Anthony Palko, 33, died Monday night after colliding with a passenger car. The juveniles in the car were taken to the hospital.

Marysville
Police: Marysville man shot sword-wielding roommate in self-defense

The roommates were arguing over eBay sales, according to police. Then one of them allegedly brandished a two-foot sword.

Logo for news use featuring the municipality of Lake Stevens in Snohomish County, Washington. 220118
Everett boy, 12, identified as Davies Beach drowning victim

Malachi Bell was one of three swimmers in distress Sunday in Lake Stevens. He did not survive.

Everett
Port of Everett hosting annual open house after pandemic hiatus

Also, Rustic Cork Wine Bar plans to open a second shop at Fisherman’s Harbor — the latest addition to the port’s “wine walk.”

Mike Kersey with Aiya Moore, daughter of Christina Anderson, right, talk about the condition of Nick’s Place in Everett, Washington on June 17, 2022.  (Kevin Clark / The Herald)
‘We’re all good people when we get clean and sober’

Who has fentanyl taken from us? A messenger who saved lives. A “street mom.” A grandpa who loved his grandkids “999 trillion times.”

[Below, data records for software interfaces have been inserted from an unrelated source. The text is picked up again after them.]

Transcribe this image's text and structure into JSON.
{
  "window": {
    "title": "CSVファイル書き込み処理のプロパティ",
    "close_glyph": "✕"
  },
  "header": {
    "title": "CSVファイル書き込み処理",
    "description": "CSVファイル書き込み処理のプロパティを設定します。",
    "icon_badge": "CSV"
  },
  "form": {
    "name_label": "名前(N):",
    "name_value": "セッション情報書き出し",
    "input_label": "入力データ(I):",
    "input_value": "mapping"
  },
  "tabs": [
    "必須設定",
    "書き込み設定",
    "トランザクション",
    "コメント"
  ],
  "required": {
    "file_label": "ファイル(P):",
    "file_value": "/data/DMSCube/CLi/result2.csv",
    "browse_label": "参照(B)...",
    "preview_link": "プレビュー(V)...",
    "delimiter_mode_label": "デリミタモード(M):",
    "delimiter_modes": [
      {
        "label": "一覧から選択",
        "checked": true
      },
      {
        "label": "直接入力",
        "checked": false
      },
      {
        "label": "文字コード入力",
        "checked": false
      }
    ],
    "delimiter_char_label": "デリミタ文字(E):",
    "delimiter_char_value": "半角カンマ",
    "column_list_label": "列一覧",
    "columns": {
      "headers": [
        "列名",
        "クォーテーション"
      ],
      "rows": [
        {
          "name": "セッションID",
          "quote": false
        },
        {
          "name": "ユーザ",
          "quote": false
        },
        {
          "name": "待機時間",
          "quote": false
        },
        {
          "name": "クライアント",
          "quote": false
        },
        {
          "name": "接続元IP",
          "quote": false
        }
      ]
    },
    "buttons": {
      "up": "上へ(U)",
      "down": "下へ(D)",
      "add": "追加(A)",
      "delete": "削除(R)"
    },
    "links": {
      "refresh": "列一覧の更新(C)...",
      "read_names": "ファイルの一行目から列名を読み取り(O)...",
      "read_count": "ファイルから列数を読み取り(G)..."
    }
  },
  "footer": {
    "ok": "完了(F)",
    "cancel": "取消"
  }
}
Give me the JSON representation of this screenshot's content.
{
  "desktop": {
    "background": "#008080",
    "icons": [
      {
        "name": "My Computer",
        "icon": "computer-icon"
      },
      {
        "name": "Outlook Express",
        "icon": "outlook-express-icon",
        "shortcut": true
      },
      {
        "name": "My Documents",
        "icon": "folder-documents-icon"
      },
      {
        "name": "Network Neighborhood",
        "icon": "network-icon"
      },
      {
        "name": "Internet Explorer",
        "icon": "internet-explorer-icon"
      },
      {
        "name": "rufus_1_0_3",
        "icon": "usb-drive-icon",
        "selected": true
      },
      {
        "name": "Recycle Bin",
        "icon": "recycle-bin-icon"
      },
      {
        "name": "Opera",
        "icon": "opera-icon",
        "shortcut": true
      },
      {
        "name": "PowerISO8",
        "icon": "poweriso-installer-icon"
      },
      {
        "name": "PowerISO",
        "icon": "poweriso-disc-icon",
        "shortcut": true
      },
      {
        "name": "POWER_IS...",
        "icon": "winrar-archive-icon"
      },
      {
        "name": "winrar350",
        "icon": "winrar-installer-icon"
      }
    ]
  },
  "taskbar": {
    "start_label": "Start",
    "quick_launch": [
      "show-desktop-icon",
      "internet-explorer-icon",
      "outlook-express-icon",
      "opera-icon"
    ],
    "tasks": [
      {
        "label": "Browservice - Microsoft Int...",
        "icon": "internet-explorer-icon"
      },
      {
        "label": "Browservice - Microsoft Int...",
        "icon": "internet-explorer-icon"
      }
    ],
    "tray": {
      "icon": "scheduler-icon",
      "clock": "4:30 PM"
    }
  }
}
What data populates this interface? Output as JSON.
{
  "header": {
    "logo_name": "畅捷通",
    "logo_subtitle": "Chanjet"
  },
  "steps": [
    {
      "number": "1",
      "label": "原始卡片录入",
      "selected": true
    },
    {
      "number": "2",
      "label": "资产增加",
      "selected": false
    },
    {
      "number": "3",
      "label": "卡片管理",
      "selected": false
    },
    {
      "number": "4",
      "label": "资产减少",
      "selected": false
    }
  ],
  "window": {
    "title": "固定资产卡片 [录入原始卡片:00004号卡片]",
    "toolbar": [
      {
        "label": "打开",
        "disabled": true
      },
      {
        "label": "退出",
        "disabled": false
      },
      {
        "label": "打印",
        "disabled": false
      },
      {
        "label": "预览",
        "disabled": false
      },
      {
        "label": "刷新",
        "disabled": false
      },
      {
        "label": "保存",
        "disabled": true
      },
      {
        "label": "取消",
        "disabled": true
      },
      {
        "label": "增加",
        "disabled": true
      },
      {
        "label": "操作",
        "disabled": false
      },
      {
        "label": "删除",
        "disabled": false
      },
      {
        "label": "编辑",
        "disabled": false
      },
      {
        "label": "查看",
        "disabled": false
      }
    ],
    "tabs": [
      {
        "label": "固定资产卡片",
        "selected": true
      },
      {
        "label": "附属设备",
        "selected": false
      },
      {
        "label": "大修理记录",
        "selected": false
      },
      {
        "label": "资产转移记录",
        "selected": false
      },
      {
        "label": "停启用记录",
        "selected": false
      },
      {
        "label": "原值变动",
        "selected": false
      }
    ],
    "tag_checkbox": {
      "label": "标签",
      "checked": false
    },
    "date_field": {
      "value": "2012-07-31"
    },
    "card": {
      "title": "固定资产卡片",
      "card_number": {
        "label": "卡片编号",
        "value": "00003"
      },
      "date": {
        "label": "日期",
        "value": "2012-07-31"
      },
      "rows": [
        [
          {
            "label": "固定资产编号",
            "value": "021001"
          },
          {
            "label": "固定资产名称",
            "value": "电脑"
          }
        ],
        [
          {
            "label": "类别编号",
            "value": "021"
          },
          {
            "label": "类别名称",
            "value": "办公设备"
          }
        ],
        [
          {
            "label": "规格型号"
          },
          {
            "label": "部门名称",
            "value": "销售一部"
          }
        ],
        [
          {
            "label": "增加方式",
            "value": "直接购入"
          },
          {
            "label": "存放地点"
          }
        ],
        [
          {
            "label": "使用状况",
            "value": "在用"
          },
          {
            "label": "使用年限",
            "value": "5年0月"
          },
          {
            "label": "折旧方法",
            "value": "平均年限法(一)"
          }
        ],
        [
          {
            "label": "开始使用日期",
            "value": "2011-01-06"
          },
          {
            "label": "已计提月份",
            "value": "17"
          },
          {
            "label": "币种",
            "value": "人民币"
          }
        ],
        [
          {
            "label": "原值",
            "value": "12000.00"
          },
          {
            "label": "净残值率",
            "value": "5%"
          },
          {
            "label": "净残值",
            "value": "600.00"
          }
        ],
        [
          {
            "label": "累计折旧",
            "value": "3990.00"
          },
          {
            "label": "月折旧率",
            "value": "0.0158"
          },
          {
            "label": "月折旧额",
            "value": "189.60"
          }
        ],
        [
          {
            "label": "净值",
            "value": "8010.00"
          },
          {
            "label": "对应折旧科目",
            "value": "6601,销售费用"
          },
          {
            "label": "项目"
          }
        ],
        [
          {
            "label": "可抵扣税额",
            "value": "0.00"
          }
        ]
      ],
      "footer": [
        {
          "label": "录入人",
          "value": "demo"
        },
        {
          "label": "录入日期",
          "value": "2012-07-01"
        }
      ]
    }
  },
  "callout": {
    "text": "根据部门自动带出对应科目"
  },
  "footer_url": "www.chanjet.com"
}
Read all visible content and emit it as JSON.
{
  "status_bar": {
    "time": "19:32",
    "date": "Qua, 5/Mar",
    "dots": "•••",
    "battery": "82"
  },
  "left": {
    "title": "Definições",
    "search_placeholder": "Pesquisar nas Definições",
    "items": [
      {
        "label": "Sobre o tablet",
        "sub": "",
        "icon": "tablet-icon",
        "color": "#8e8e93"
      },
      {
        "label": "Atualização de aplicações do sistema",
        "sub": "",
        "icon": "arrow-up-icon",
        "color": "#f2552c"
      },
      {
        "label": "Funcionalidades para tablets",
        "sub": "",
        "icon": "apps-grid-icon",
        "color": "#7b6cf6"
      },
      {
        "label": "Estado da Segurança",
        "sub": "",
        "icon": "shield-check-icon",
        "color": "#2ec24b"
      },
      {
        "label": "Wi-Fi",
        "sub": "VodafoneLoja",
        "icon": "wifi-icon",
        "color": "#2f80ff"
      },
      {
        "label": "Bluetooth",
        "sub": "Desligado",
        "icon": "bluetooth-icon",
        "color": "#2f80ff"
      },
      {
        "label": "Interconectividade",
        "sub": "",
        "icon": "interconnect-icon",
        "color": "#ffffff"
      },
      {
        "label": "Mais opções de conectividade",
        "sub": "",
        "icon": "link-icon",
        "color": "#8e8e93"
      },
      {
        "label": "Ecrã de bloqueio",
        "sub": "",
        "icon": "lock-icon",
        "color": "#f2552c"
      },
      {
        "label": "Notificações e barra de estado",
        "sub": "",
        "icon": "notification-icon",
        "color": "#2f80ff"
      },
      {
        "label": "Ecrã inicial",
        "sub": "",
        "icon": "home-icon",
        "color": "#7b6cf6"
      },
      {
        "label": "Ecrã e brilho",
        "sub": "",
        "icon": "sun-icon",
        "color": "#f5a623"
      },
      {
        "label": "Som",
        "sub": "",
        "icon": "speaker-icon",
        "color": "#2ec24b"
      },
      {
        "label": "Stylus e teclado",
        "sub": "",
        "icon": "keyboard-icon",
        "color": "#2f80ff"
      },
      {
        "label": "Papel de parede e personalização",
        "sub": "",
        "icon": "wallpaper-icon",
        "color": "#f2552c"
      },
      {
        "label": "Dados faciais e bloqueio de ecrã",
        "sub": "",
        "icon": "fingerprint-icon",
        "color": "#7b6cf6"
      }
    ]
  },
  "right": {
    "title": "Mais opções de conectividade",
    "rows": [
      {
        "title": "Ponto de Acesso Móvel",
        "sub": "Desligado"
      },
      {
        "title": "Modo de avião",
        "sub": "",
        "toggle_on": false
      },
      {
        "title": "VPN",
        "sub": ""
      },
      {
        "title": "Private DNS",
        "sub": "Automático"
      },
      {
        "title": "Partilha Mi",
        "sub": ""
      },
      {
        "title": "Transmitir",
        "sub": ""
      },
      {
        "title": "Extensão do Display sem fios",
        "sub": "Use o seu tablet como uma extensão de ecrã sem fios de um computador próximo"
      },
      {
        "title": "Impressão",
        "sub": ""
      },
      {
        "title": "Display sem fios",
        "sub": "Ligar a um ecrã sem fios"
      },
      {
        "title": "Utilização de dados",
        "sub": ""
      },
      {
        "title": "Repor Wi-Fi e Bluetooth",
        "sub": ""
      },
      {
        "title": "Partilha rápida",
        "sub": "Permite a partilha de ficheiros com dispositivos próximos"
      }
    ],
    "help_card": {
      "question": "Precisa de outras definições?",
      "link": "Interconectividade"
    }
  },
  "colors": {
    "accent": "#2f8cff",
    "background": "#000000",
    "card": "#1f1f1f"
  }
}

Snohomish County Superior Courthouse in Everett, Washington on February 8, 2022.  (Kevin Clark / The Herald)
Bailiff’s comments leads to appeal of child rape conviction

Joseph Hall, of Snohomish, was sentenced to more than 13 years in prison. Now he faces another trial.

Jeffrey Vaughan
In unexpected move, Vaughan resigns from Marysville council

He got re-elected in November. But he and his wife moved to Texas when she received a job promotion.

Snohomish County Prosecutor Adam Cornell at the Snohomish County Courthouse on Monday, Nov. 15, 2021 in Everett, Wa. (Olivia Vanni / The Herald)
How to answer Snohomish County’s basic crime questions? ‘Transparent data’

An initiative funded in part by Microsoft could reveal racial disparities, while creating an “apples to apples” database.

Chris Rutland and son Julian buy fireworks from the Big House of Boom stall at Boom City on Thursday, June 30, 2022 in Tulalip, Washington. (Olivia Vanni / The Herald)
At Tulalip’s Boom City, fireworks are a family tradition

Generations have grown up at the Fourth of July institution. “Some people make good money, some are just out here for the pastime.”

Most Read